SearchCloud, a new search engine that launched on July 17, has a new take on search refinement that it hopes will make it a useful alternative to the likes of Yahoo and Google. Instead of simply entering multiple keywords, users can rank how important each term is to the search. Each term is placed in a “search cloud”, where its weight is indicated by the size of the font.
For example, you could enter the words “TechCrunch” and “Apple” with TechCrunch more strongly weighted to (hopefully) get articles about Apple on our site. To further refine the search, you could enter terms like “iphone” and “app store” with a lesser weighting, which would help stories on those topics rise to the top, without excluding stories that don’t mention them.
It’s a great concept, but unfortunately SearchCloud’s execution is poor. Using the above example, not one search result on the front page came from TechCrunch. You also can’t adjust the weight of each term directly from the results page – you need to create a new search if you want to adjust the importance of a term.
SearchCloud is relying on Yahoo’s search results,
but it’s unclear if and they’re using the new BOSS platform (which lets them reorder search results) instead of the normal API (which doesn’t) – an important differences that separates useful search engines from gimmicky new interfaces. BOSS allows developers to manipulate Yahoo’s search in ways that have previously been impossible, and will likely spawn a number of engines that will truly help today’s search evolve (though most attempts will likely be failures).

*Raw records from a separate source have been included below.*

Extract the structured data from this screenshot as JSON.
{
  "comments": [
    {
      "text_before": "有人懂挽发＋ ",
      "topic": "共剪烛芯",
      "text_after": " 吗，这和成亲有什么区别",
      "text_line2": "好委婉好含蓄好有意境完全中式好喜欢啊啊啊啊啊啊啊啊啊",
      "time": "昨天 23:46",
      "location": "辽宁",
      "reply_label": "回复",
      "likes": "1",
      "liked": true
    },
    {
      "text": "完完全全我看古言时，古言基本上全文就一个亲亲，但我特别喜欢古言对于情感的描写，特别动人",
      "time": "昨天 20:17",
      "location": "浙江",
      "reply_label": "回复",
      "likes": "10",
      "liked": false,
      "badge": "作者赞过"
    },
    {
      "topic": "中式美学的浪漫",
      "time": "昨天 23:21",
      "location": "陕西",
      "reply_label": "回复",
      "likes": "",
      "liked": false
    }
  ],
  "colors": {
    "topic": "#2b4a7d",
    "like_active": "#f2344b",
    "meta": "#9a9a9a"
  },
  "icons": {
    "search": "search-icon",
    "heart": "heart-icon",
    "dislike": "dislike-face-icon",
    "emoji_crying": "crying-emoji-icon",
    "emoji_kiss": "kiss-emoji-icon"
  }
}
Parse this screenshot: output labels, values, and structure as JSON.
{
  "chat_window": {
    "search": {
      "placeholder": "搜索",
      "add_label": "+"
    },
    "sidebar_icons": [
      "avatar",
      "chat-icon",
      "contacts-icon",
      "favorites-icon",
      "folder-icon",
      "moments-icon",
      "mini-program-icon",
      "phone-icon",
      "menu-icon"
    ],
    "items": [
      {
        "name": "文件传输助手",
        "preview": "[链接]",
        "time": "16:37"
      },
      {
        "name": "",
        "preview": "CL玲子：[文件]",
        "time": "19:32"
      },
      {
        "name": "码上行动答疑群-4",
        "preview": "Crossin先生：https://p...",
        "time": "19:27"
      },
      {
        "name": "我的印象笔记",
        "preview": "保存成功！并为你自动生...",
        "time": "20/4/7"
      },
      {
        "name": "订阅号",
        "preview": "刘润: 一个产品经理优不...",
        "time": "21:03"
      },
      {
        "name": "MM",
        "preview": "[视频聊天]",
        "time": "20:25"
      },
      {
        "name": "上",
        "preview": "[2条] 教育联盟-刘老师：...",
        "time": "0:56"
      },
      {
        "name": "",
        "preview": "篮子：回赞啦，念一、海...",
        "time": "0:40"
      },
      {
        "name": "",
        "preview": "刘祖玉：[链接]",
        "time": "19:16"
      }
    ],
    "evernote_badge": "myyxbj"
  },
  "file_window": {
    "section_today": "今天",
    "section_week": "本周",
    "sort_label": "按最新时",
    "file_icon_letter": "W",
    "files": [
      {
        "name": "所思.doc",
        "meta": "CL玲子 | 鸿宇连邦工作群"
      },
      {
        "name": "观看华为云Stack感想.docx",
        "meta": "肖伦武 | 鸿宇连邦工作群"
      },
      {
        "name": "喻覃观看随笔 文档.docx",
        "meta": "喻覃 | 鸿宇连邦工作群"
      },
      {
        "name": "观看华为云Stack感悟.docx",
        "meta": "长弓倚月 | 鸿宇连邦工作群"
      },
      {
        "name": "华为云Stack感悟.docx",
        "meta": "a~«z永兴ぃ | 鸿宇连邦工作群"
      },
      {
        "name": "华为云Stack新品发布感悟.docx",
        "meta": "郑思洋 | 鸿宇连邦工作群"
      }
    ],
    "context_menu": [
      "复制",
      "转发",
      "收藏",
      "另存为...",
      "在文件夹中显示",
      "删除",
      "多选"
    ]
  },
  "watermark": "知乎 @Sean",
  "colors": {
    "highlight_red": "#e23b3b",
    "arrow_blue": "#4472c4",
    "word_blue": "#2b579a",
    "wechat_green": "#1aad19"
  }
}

SearchCloud has a good idea with weighted keywords – if it can effectively harness BOSS and get some meaningful results then it may be on to something. For the time being though, it’s just a good idea that doesn’t work very well.